WASHINGTON – Internet users are increasingly turning to e-government sites to carry out their business with government. But Internet users and non-users alike value having more than one way to get in touch with government. New research by the Pew Internet & American Life Project shows that 97 million adult Americans, or 77% of Internet users, took advantage of e-gov in 2003, whether that meant going to government Web sites or emailing government officials. This represented a growth of 50% from 2002. At the same time, citizens who contact government said they are more likely to turn to traditional means – either the telephone or in-person visits – rather than the Web or email to deal with government. The new Pew Internet Project report, called “How Americans Get in Touch With Government,” surveyed Americans on how they deal with government, what methods they use, and how e-government compares with traditional methods such as the telephone or letters as a tool for citizens engaging public agencies. The findings of the Pew Internet Project survey will be reported on Tuesday, May 25 to the Management of Change Conference in Philadelphia by Project Director Lee Rainie. The conference is sponsored by the American Council for Technology (ACT). Rainie will argue that the findings show the benefits and limits of e-government applications. E-government increases the flow of information between citizens and government, allowing people to contact agencies directly over the Web or find out more about a problem they may need government assistance with before they pick up the phone. And it allows people to comment easily on civic issues of the day. Specifically:

  • Internet users are about 3 times as likely as non-Internet users to get in touch with government, whether the contact means conducting a transaction or seeking help with a problem.
  • 30% of Internet users have emailed a government official in order to try to influence policy or change a politician’s position on a law.
  • Half of all Internet users and 59% of online users with broadband connections at home say that the Internet has helped their relationship with government. The current limits of e-government have to do with people’s preferences, technological assets, and the variety of problems people bring to government, not all of which lend themselves to e-gov solutions. Of the 54% of Americans who contacted government in the past year, the telephone or in-person visits were preferred to the Web or email by a 53% to 37% margin. Additionally, the report finds that the more complex or urgent a problem a citizen has, the more likely he is to pick up the telephone or visit a government office to address the problem. For the one-third of American adults without Internet access, non-cyber means are the only options they have to contact government. “When citizens think about a tool to contact government, they have a Swiss Army knife in mind,” said Senior Researcher John B. Horrigan of the Pew Internet & American Life Project and principal author of the report. “People want multiple means at hand when they want or need to turn to government. The Internet’s main benefit is arming people with more information; this helps people move through their dealings with government more efficiently.” Other findings from the report include:

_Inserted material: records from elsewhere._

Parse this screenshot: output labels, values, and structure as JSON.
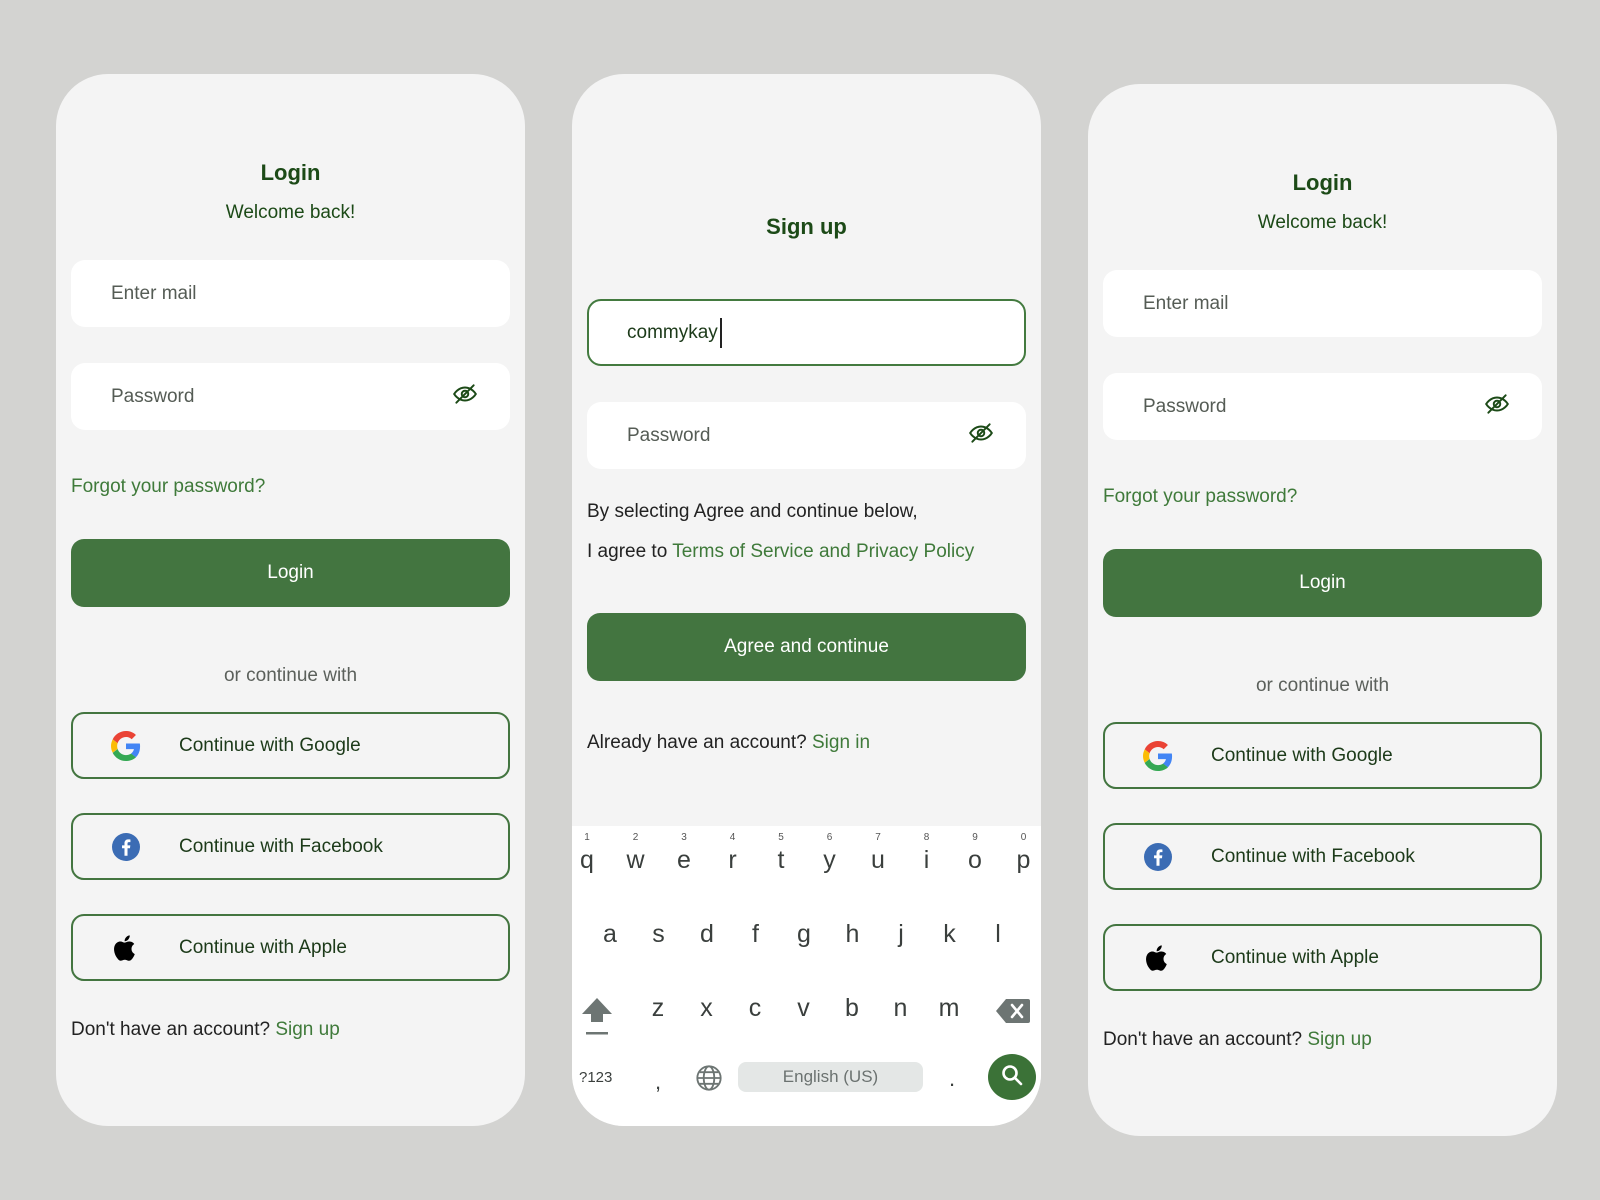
{
  "login_left": {
    "title": "Login",
    "subtitle": "Welcome back!",
    "email_placeholder": "Enter mail",
    "password_placeholder": "Password",
    "forgot_label": "Forgot your password?",
    "login_label": "Login",
    "divider_label": "or continue with",
    "google_label": "Continue with Google",
    "facebook_label": "Continue with Facebook",
    "apple_label": "Continue with Apple",
    "no_account_text": "Don't have an account?",
    "signup_link": "Sign up"
  },
  "signup": {
    "title": "Sign up",
    "username_value": "commykay",
    "password_placeholder": "Password",
    "terms_line1": "By selecting Agree and continue below,",
    "terms_line2_prefix": "I agree to",
    "terms_link": "Terms of Service and Privacy Policy",
    "agree_label": "Agree and continue",
    "have_account_text": "Already have an account?",
    "signin_link": "Sign in"
  },
  "keyboard": {
    "row1": [
      {
        "key": "q",
        "num": "1"
      },
      {
        "key": "w",
        "num": "2"
      },
      {
        "key": "e",
        "num": "3"
      },
      {
        "key": "r",
        "num": "4"
      },
      {
        "key": "t",
        "num": "5"
      },
      {
        "key": "y",
        "num": "6"
      },
      {
        "key": "u",
        "num": "7"
      },
      {
        "key": "i",
        "num": "8"
      },
      {
        "key": "o",
        "num": "9"
      },
      {
        "key": "p",
        "num": "0"
      }
    ],
    "row2": [
      "a",
      "s",
      "d",
      "f",
      "g",
      "h",
      "j",
      "k",
      "l"
    ],
    "row3": [
      "z",
      "x",
      "c",
      "v",
      "b",
      "n",
      "m"
    ],
    "symbols_key": "?123",
    "comma_key": ",",
    "space_label": "English (US)",
    "period_key": ".",
    "icons": [
      "shift-icon",
      "backspace-icon",
      "globe-icon",
      "search-icon"
    ]
  },
  "login_right": {
    "title": "Login",
    "subtitle": "Welcome back!",
    "email_placeholder": "Enter mail",
    "password_placeholder": "Password",
    "forgot_label": "Forgot your password?",
    "login_label": "Login",
    "divider_label": "or continue with",
    "google_label": "Continue with Google",
    "facebook_label": "Continue with Facebook",
    "apple_label": "Continue with Apple",
    "no_account_text": "Don't have an account?",
    "signup_link": "Sign up"
  },
  "colors": {
    "primary": "#437540",
    "link": "#3f7a3a",
    "title": "#1c4a17",
    "background": "#d3d3d1",
    "card": "#f4f4f4"
  }
}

  • 63% of Americans who contact government report that they were successful in addressing the issue that prompted the contact.
  • 76% of Americans who contact government say they were “very” or “somewhat” satisfied with the outcome of their last dealing with government.
  • 22% of Americans who contact government use more than one means to do it, with the telephone most likely to the first option chosen.
  • Traditional means of contacting government are strongly preferred by those who have a disability.
  • Americans with disabilities are less likely than others to have Internet access. Just 40% of those with disabilities have access, compared to 63% of the overall population. Those with disabilities prefer contacting the government by telephone or in person rather than over the Web or email by a 65% to 15% margin. This Pew Internet & American Life Project report is based on a random digit dial telephone survey of 2,925 Americans age 18 and over conducted between June 25, 2003 and August 3, 2003. The survey was conducted by Princeton Survey Research Associates and was administered in English. For results based on the total sample, one can say with 95% confidence that the error attributable to sampling and other random effects is +/- 2%. For results based Internet users (n=1,899), the margin of sampling error is +/- 2%. The Pew Internet & American Life Project is a non-profit, non-partisan research organization funded by the Pew Charitable Trusts to explore the social impact of the Internet. The Project does not advocate any policy positions.